Exercise inputs:
-.-.-

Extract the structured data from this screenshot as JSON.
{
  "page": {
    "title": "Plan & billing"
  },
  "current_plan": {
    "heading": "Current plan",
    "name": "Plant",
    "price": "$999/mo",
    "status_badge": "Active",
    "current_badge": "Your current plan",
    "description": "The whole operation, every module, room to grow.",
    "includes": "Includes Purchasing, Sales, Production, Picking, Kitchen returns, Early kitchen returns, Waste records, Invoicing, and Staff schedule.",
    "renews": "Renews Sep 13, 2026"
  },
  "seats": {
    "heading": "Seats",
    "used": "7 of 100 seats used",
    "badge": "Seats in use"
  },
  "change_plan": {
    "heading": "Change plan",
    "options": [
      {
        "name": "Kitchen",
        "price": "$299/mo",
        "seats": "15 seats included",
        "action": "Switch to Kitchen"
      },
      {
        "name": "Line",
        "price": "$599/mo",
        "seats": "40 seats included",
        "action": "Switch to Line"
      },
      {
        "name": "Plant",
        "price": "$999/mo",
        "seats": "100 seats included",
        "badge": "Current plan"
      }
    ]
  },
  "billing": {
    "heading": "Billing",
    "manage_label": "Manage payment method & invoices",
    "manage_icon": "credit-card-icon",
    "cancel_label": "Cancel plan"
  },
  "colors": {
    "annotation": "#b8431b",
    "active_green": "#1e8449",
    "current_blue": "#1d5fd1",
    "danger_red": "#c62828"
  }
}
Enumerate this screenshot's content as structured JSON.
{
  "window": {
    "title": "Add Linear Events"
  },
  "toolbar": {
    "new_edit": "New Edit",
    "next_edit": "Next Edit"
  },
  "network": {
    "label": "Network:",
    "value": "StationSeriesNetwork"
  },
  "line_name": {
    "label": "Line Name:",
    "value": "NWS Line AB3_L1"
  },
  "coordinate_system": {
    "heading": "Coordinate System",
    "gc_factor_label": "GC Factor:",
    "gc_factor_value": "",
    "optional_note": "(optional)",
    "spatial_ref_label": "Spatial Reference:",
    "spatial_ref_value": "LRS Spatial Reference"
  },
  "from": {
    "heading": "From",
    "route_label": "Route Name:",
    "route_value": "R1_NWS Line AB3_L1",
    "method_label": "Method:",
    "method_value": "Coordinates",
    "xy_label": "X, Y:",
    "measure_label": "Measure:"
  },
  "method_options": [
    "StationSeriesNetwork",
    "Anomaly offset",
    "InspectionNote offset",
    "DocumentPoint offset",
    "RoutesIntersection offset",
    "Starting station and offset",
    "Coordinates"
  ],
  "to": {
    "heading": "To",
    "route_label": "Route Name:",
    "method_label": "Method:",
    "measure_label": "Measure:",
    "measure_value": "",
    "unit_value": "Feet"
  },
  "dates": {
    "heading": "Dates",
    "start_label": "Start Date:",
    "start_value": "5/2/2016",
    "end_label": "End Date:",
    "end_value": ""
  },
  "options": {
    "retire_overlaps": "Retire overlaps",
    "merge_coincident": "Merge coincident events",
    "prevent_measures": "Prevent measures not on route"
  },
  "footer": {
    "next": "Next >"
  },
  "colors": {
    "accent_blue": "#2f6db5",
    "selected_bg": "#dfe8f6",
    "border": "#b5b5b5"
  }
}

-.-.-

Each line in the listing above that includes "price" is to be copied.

    "price": "$999/mo",
        "price": "$299/mo",
        "price": "$599/mo",
        "price": "$999/mo",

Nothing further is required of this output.